Your browser is no longer supported

For the best possible experience using our website we recommend you upgrade to a newer version or another browser.

Your browser appears to have cookies disabled. For the best experience of this website, please enable cookies in your browser

We'll assume we have your consent to use cookies, for example so you won't need to log in each time you visit our site.
Learn more

Contaminated Land News

The 11th annual Contaminated Land conference held last month provided useful updates on a range of initiatives in environmental engineering.

By the time you read this it will be clear whether or not 1 April will be the start date for the Environmental Protection Act Part IIA - the revised guidance and contaminated land regulations. To meet the deadline it had to be laid before parliament by 28 January.

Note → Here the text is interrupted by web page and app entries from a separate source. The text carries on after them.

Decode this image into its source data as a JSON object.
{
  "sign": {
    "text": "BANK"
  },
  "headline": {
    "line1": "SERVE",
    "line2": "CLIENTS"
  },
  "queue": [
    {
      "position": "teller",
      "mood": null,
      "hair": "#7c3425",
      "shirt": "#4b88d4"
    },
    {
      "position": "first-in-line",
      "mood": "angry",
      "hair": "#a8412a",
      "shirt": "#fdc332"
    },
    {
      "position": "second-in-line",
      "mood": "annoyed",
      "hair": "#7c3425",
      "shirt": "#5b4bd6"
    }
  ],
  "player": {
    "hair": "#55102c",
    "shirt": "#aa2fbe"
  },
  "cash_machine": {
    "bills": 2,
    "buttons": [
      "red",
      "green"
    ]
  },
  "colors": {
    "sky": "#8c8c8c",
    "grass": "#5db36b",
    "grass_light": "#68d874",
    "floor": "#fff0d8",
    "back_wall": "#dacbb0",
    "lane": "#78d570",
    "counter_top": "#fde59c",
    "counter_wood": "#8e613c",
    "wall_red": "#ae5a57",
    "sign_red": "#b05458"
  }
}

Nevertheless, the DETR and Environment Agency seem to have stepped up a gear or two in their preparations for the new regime.

The Environment Agency has written a process manual to assist staff in implementing the regime and a training package is being prepared to enable staff to use the manual effectively. A sister manual and training package for local authorities is to be prepared over the next few months.

At the 11th Conference on Contaminated Land at the end of last month, 15 presentations provided the annual update on legal, policy and technical developments.

Simon Pollard from the Environment Agency National Centre for Risk Analysis and Options Appraisal explained the Agency's commitment to risk assessment as a means of formalising expert judgement and facilitating decision making and prioritising action.

He pointed out that increasing use of quantitative risk assess- ment has not been accompanied by improved use of conceptual site models and illustrated the use of cross sections and network diagrams to communicate the conceptual model.

Jim Finnamore (LGC) reported that the CIRIA project on Land Contamination: Control of financial risk was nearing completion and would include guidance to stakeholders on how to manage financial risk in transactions, liability assessment and other activities. Bob Gregory of the University of Nottingham Land Quality Management division described a number of risk assessment packages for assessing the risks to human health from volatile emissions from landfills - a frequently ignored aspect of landfill investigations.

Richard Swannell and Guy Holford from AEA Technology Environment described the Groundview data management solution they have developed around Arc/View to assist local authorities find contaminated land.

Having implemented the system in Oxford and Newcastle, they found that a day's training was all it took to get the local authority staff up and running on the system.

Parkman Environment's Hilary Townley described a study of worker and public exposure to contaminants during remediation projects. She recommended dermal exposure and metabolite monitoring and the need for explicit protocols on how monitoring should be carried out.

Caroline McCaffrey of LQM reported that the Internet contains only limited information for use in risk assessments. The most reliable information is that from the US EPA but that search engines give low priority to scientific information so finding the right site can be difficult. There clearly needs to be a moderated or otherwise quality controlled gateway to contaminated land information on the web.

Alistair Kean of Biologic shared his experiences of mobile plant licences and said that although the current situation is a great improvement on where we were even two years ago, delays, cost and inconsistency are still too high. He pointed out that DETR is considering a review of licensing carried out by the Urban Task Force and that the Mobile Plant Licences are seen as an interim measure only.

Finally, Alex Ritchie from the NHBC reported on the first 12 months of the NHBC Contaminated Land Cover and Chapter 4.1 of its Standards.

Feedback from builders on 4.1 has been positive and appreciative of its improved consistency.

Paul Nathanail, director of the Land Quality Management division at Nottingham University

Have your say

You must sign in to make a comment

Please remember that the submission of any material is governed by our Terms and Conditions and by submitting material you confirm your agreement to these Terms and Conditions. Please note comments made online may also be published in the print edition of New Civil Engineer. Links may be included in your comments but HTML is not permitted.